Dataset rows for apps and sites
"""
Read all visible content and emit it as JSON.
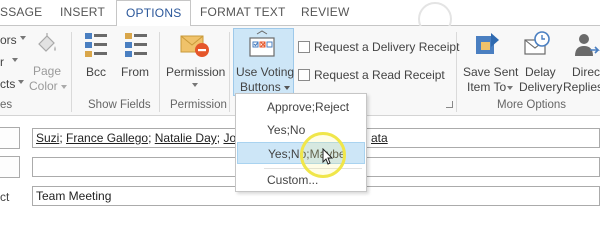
{
  "tabs": [
    {
      "label": "SSAGE",
      "active": false
    },
    {
      "label": "INSERT",
      "active": false
    },
    {
      "label": "OPTIONS",
      "active": true
    },
    {
      "label": "FORMAT TEXT",
      "active": false
    },
    {
      "label": "REVIEW",
      "active": false
    }
  ],
  "ribbon": {
    "left_partial": {
      "line1": "ors",
      "line2": "r",
      "line3": "cts",
      "group_tail": "es"
    },
    "page_color": {
      "line1": "Page",
      "line2": "Color",
      "icon": "paint-bucket-icon"
    },
    "bcc": {
      "label": "Bcc",
      "icon": "bcc-icon"
    },
    "from": {
      "label": "From",
      "icon": "from-icon"
    },
    "show_fields_group": "Show Fields",
    "permission": {
      "label": "Permission",
      "icon": "permission-icon"
    },
    "permission_group": "Permission",
    "voting": {
      "line1": "Use Voting",
      "line2": "Buttons",
      "icon": "voting-ballot-icon"
    },
    "delivery_receipt": {
      "label": "Request a Delivery Receipt",
      "checked": false
    },
    "read_receipt": {
      "label": "Request a Read Receipt",
      "checked": false
    },
    "save_sent": {
      "line1": "Save Sent",
      "line2": "Item To",
      "icon": "save-sent-folder-icon"
    },
    "delay_delivery": {
      "line1": "Delay",
      "line2": "Delivery",
      "icon": "clock-envelope-icon"
    },
    "direct_replies": {
      "line1": "Direc",
      "line2": "Replies",
      "icon": "direct-replies-icon"
    },
    "more_options_group": "More Options"
  },
  "form": {
    "recipients": [
      "Suzi",
      "France Gallego",
      "Natalie Day",
      "Jonny R"
    ],
    "recipients_tail": "ata",
    "cc_value": "",
    "subject_label": "ct",
    "subject_value": "Team Meeting"
  },
  "dropdown": {
    "items": [
      {
        "label": "Approve;Reject",
        "highlighted": false
      },
      {
        "label": "Yes;No",
        "highlighted": false
      },
      {
        "label": "Yes;No;Maybe",
        "highlighted": true
      },
      {
        "label": "Custom...",
        "highlighted": false
      }
    ]
  },
  "colors": {
    "accent": "#2b579a",
    "highlight": "#cde6f7",
    "cursor_ring": "#f0e64a"
  }
}
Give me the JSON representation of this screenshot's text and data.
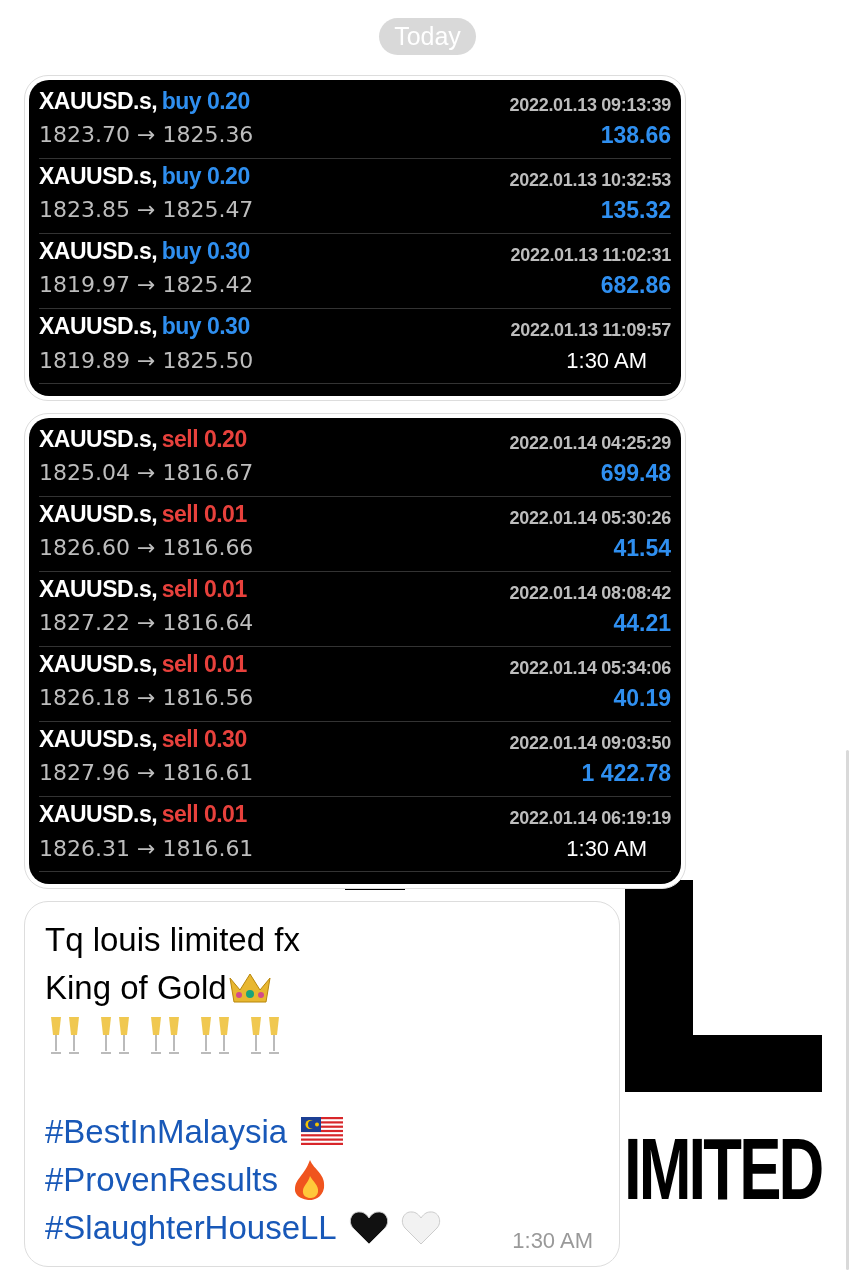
{
  "date_chip": "Today",
  "wallpaper": {
    "logo_text": "IMITED"
  },
  "trade_images": [
    {
      "time": "1:30 AM",
      "trades": [
        {
          "symbol": "XAUUSD.s,",
          "side": "buy 0.20",
          "kind": "buy",
          "datetime": "2022.01.13 09:13:39",
          "prices": "1823.70 → 1825.36",
          "profit": "138.66"
        },
        {
          "symbol": "XAUUSD.s,",
          "side": "buy 0.20",
          "kind": "buy",
          "datetime": "2022.01.13 10:32:53",
          "prices": "1823.85 → 1825.47",
          "profit": "135.32"
        },
        {
          "symbol": "XAUUSD.s,",
          "side": "buy 0.30",
          "kind": "buy",
          "datetime": "2022.01.13 11:02:31",
          "prices": "1819.97 → 1825.42",
          "profit": "682.86"
        },
        {
          "symbol": "XAUUSD.s,",
          "side": "buy 0.30",
          "kind": "buy",
          "datetime": "2022.01.13 11:09:57",
          "prices": "1819.89 → 1825.50"
        }
      ]
    },
    {
      "time": "1:30 AM",
      "trades": [
        {
          "symbol": "XAUUSD.s,",
          "side": "sell 0.20",
          "kind": "sell",
          "datetime": "2022.01.14 04:25:29",
          "prices": "1825.04 → 1816.67",
          "profit": "699.48"
        },
        {
          "symbol": "XAUUSD.s,",
          "side": "sell 0.01",
          "kind": "sell",
          "datetime": "2022.01.14 05:30:26",
          "prices": "1826.60 → 1816.66",
          "profit": "41.54"
        },
        {
          "symbol": "XAUUSD.s,",
          "side": "sell 0.01",
          "kind": "sell",
          "datetime": "2022.01.14 08:08:42",
          "prices": "1827.22 → 1816.64",
          "profit": "44.21"
        },
        {
          "symbol": "XAUUSD.s,",
          "side": "sell 0.01",
          "kind": "sell",
          "datetime": "2022.01.14 05:34:06",
          "prices": "1826.18 → 1816.56",
          "profit": "40.19"
        },
        {
          "symbol": "XAUUSD.s,",
          "side": "sell 0.30",
          "kind": "sell",
          "datetime": "2022.01.14 09:03:50",
          "prices": "1827.96 → 1816.61",
          "profit": "1 422.78"
        },
        {
          "symbol": "XAUUSD.s,",
          "side": "sell 0.01",
          "kind": "sell",
          "datetime": "2022.01.14 06:19:19",
          "prices": "1826.31 → 1816.61"
        }
      ]
    }
  ],
  "text_message": {
    "time": "1:30 AM",
    "lines": [
      {
        "kind": "text",
        "text": "Tq louis limited fx"
      },
      {
        "kind": "crown",
        "text": "King of Gold"
      },
      {
        "kind": "toasts"
      },
      {
        "kind": "blank"
      },
      {
        "kind": "flag",
        "text": "#BestInMalaysia"
      },
      {
        "kind": "fire",
        "text": "#ProvenResults"
      },
      {
        "kind": "hearts",
        "text": "#SlaughterHouseLL"
      }
    ]
  }
}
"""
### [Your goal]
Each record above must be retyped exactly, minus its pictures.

### [Answer for this exercise]
Read all visible content and emit it as JSON.
{
  "tabs": [
    {
      "label": "SSAGE",
      "active": false
    },
    {
      "label": "INSERT",
      "active": false
    },
    {
      "label": "OPTIONS",
      "active": true
    },
    {
      "label": "FORMAT TEXT",
      "active": false
    },
    {
      "label": "REVIEW",
      "active": false
    }
  ],
  "ribbon": {
    "left_partial": {
      "line1": "ors",
      "line2": "r",
      "line3": "cts",
      "group_tail": "es"
    },
    "page_color": {
      "line1": "Page",
      "line2": "Color",
      "icon": "paint-bucket-icon"
    },
    "bcc": {
      "label": "Bcc",
      "icon": "bcc-icon"
    },
    "from": {
      "label": "From",
      "icon": "from-icon"
    },
    "show_fields_group": "Show Fields",
    "permission": {
      "label": "Permission",
      "icon": "permission-icon"
    },
    "permission_group": "Permission",
    "voting": {
      "line1": "Use Voting",
      "line2": "Buttons",
      "icon": "voting-ballot-icon"
    },
    "delivery_receipt": {
      "label": "Request a Delivery Receipt",
      "checked": false
    },
    "read_receipt": {
      "label": "Request a Read Receipt",
      "checked": false
    },
    "save_sent": {
      "line1": "Save Sent",
      "line2": "Item To",
      "icon": "save-sent-folder-icon"
    },
    "delay_delivery": {
      "line1": "Delay",
      "line2": "Delivery",
      "icon": "clock-envelope-icon"
    },
    "direct_replies": {
      "line1": "Direc",
      "line2": "Replies",
      "icon": "direct-replies-icon"
    },
    "more_options_group": "More Options"
  },
  "form": {
    "recipients": [
      "Suzi",
      "France Gallego",
      "Natalie Day",
      "Jonny R"
    ],
    "recipients_tail": "ata",
    "cc_value": "",
    "subject_label": "ct",
    "subject_value": "Team Meeting"
  },
  "dropdown": {
    "items": [
      {
        "label": "Approve;Reject",
        "highlighted": false
      },
      {
        "label": "Yes;No",
        "highlighted": false
      },
      {
        "label": "Yes;No;Maybe",
        "highlighted": true
      },
      {
        "label": "Custom...",
        "highlighted": false
      }
    ]
  },
  "colors": {
    "accent": "#2b579a",
    "highlight": "#cde6f7",
    "cursor_ring": "#f0e64a"
  }
}
Give me the JSON representation of this screenshot's text and data.
{
  "date_chip": "Today",
  "wallpaper": {
    "logo_text": "IMITED"
  },
  "trade_images": [
    {
      "time": "1:30 AM",
      "trades": [
        {
          "symbol": "XAUUSD.s,",
          "side": "buy 0.20",
          "kind": "buy",
          "datetime": "2022.01.13 09:13:39",
          "prices": "1823.70 → 1825.36",
          "profit": "138.66"
        },
        {
          "symbol": "XAUUSD.s,",
          "side": "buy 0.20",
          "kind": "buy",
          "datetime": "2022.01.13 10:32:53",
          "prices": "1823.85 → 1825.47",
          "profit": "135.32"
        },
        {
          "symbol": "XAUUSD.s,",
          "side": "buy 0.30",
          "kind": "buy",
          "datetime": "2022.01.13 11:02:31",
          "prices": "1819.97 → 1825.42",
          "profit": "682.86"
        },
        {
          "symbol": "XAUUSD.s,",
          "side": "buy 0.30",
          "kind": "buy",
          "datetime": "2022.01.13 11:09:57",
          "prices": "1819.89 → 1825.50"
        }
      ]
    },
    {
      "time": "1:30 AM",
      "trades": [
        {
          "symbol": "XAUUSD.s,",
          "side": "sell 0.20",
          "kind": "sell",
          "datetime": "2022.01.14 04:25:29",
          "prices": "1825.04 → 1816.67",
          "profit": "699.48"
        },
        {
          "symbol": "XAUUSD.s,",
          "side": "sell 0.01",
          "kind": "sell",
          "datetime": "2022.01.14 05:30:26",
          "prices": "1826.60 → 1816.66",
          "profit": "41.54"
        },
        {
          "symbol": "XAUUSD.s,",
          "side": "sell 0.01",
          "kind": "sell",
          "datetime": "2022.01.14 08:08:42",
          "prices": "1827.22 → 1816.64",
          "profit": "44.21"
        },
        {
          "symbol": "XAUUSD.s,",
          "side": "sell 0.01",
          "kind": "sell",
          "datetime": "2022.01.14 05:34:06",
          "prices": "1826.18 → 1816.56",
          "profit": "40.19"
        },
        {
          "symbol": "XAUUSD.s,",
          "side": "sell 0.30",
          "kind": "sell",
          "datetime": "2022.01.14 09:03:50",
          "prices": "1827.96 → 1816.61",
          "profit": "1 422.78"
        },
        {
          "symbol": "XAUUSD.s,",
          "side": "sell 0.01",
          "kind": "sell",
          "datetime": "2022.01.14 06:19:19",
          "prices": "1826.31 → 1816.61"
        }
      ]
    }
  ],
  "text_message": {
    "time": "1:30 AM",
    "lines": [
      {
        "kind": "text",
        "text": "Tq louis limited fx"
      },
      {
        "kind": "crown",
        "text": "King of Gold"
      },
      {
        "kind": "toasts"
      },
      {
        "kind": "blank"
      },
      {
        "kind": "flag",
        "text": "#BestInMalaysia"
      },
      {
        "kind": "fire",
        "text": "#ProvenResults"
      },
      {
        "kind": "hearts",
        "text": "#SlaughterHouseLL"
      }
    ]
  }
}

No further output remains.